Problem to solve —
Look over the listing below and tally the lines in which the word "Foundation" turns up. Answer with the tally only.

Records shown —
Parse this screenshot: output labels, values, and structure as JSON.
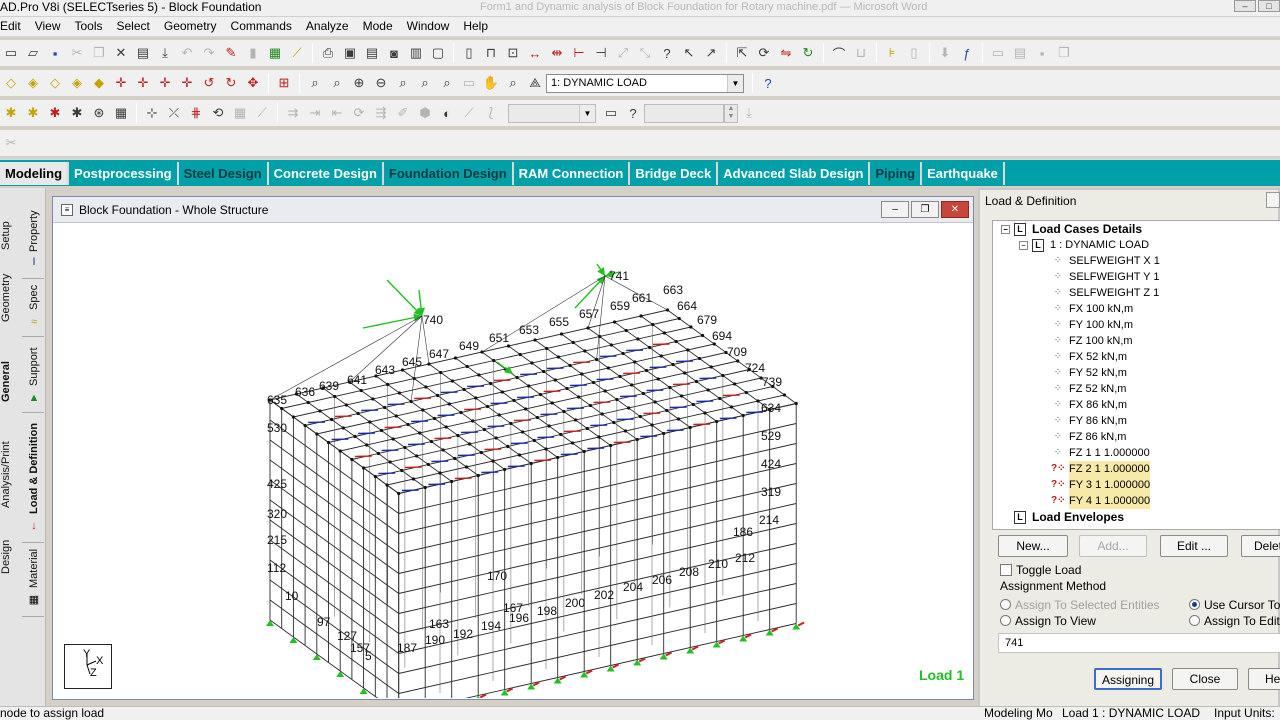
{
  "window": {
    "title": "AD.Pro V8i (SELECTseries 5) - Block Foundation",
    "ghost_title": "Form1 and Dynamic analysis of Block Foundation for Rotary machine.pdf — Microsoft Word"
  },
  "menu": [
    "Edit",
    "View",
    "Tools",
    "Select",
    "Geometry",
    "Commands",
    "Analyze",
    "Mode",
    "Window",
    "Help"
  ],
  "toolbar": {
    "load_case_value": "1: DYNAMIC LOAD"
  },
  "workflow_tabs": [
    {
      "label": "Modeling",
      "state": "active"
    },
    {
      "label": "Postprocessing",
      "state": "normal"
    },
    {
      "label": "Steel Design",
      "state": "dark"
    },
    {
      "label": "Concrete Design",
      "state": "normal"
    },
    {
      "label": "Foundation Design",
      "state": "dark"
    },
    {
      "label": "RAM Connection",
      "state": "normal"
    },
    {
      "label": "Bridge Deck",
      "state": "normal"
    },
    {
      "label": "Advanced Slab Design",
      "state": "normal"
    },
    {
      "label": "Piping",
      "state": "dark"
    },
    {
      "label": "Earthquake",
      "state": "normal"
    }
  ],
  "left_tabs": {
    "outer": [
      "Setup",
      "Geometry",
      "General",
      "Analysis/Print",
      "Design"
    ],
    "inner": [
      "Property",
      "Spec",
      "Support",
      "Load & Definition",
      "Material"
    ]
  },
  "viewport": {
    "title": "Block Foundation - Whole Structure",
    "load_label": "Load 1",
    "axis_labels": [
      "Y",
      "X",
      "Z"
    ],
    "node_labels": [
      {
        "t": "740"
      },
      {
        "t": "741"
      },
      {
        "t": "663"
      },
      {
        "t": "661"
      },
      {
        "t": "664"
      },
      {
        "t": "659"
      },
      {
        "t": "657"
      },
      {
        "t": "655"
      },
      {
        "t": "653"
      },
      {
        "t": "651"
      },
      {
        "t": "649"
      },
      {
        "t": "647"
      },
      {
        "t": "645"
      },
      {
        "t": "643"
      },
      {
        "t": "641"
      },
      {
        "t": "639"
      },
      {
        "t": "636"
      },
      {
        "t": "635"
      },
      {
        "t": "679"
      },
      {
        "t": "694"
      },
      {
        "t": "709"
      },
      {
        "t": "724"
      },
      {
        "t": "739"
      },
      {
        "t": "634"
      },
      {
        "t": "529"
      },
      {
        "t": "424"
      },
      {
        "t": "319"
      },
      {
        "t": "214"
      },
      {
        "t": "212"
      },
      {
        "t": "210"
      },
      {
        "t": "208"
      },
      {
        "t": "206"
      },
      {
        "t": "204"
      },
      {
        "t": "202"
      },
      {
        "t": "200"
      },
      {
        "t": "198"
      },
      {
        "t": "196"
      },
      {
        "t": "194"
      },
      {
        "t": "192"
      },
      {
        "t": "190"
      },
      {
        "t": "187"
      },
      {
        "t": "530"
      },
      {
        "t": "425"
      },
      {
        "t": "320"
      },
      {
        "t": "215"
      },
      {
        "t": "112"
      },
      {
        "t": "10"
      },
      {
        "t": "97"
      },
      {
        "t": "127"
      },
      {
        "t": "157"
      },
      {
        "t": "5"
      },
      {
        "t": "163"
      },
      {
        "t": "167"
      },
      {
        "t": "186"
      },
      {
        "t": "170"
      }
    ]
  },
  "panel": {
    "title": "Load & Definition",
    "tree": {
      "root": "Load Cases Details",
      "case": "1 : DYNAMIC LOAD",
      "items": [
        {
          "label": "SELFWEIGHT X 1",
          "kind": "ok"
        },
        {
          "label": "SELFWEIGHT Y 1",
          "kind": "ok"
        },
        {
          "label": "SELFWEIGHT Z 1",
          "kind": "ok"
        },
        {
          "label": "FX 100 kN,m",
          "kind": "ok"
        },
        {
          "label": "FY 100 kN,m",
          "kind": "ok"
        },
        {
          "label": "FZ 100 kN,m",
          "kind": "ok"
        },
        {
          "label": "FX 52 kN,m",
          "kind": "ok"
        },
        {
          "label": "FY 52 kN,m",
          "kind": "ok"
        },
        {
          "label": "FZ 52 kN,m",
          "kind": "ok"
        },
        {
          "label": "FX 86 kN,m",
          "kind": "ok"
        },
        {
          "label": "FY 86 kN,m",
          "kind": "ok"
        },
        {
          "label": "FZ 86 kN,m",
          "kind": "ok"
        },
        {
          "label": "FZ 1 1 1.000000",
          "kind": "ok"
        },
        {
          "label": "FZ 2 1 1.000000",
          "kind": "q"
        },
        {
          "label": "FY 3 1 1.000000",
          "kind": "q"
        },
        {
          "label": "FY 4 1 1.000000",
          "kind": "q"
        }
      ],
      "envelopes": "Load Envelopes"
    },
    "buttons": {
      "new": "New...",
      "add": "Add...",
      "edit": "Edit ...",
      "delete": "Delete"
    },
    "toggle_load": "Toggle Load",
    "assignment_method": "Assignment Method",
    "radios": {
      "selected": "Assign To Selected Entities",
      "cursor": "Use Cursor To Assign",
      "view": "Assign To View",
      "edit_list": "Assign To Edit List"
    },
    "edit_value": "741",
    "assigning": "Assigning",
    "close": "Close",
    "help": "Help"
  },
  "status": {
    "left": "node to assign load",
    "mode": "Modeling Mo",
    "load": "Load 1 : DYNAMIC LOAD",
    "units": "Input Units:"
  },
  "colors": {
    "tabbar": "#00a0a8",
    "load_text": "#22c022",
    "mesh": "#2a2a2a",
    "load_arrow": "#22c022"
  }
}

Result for this task —
4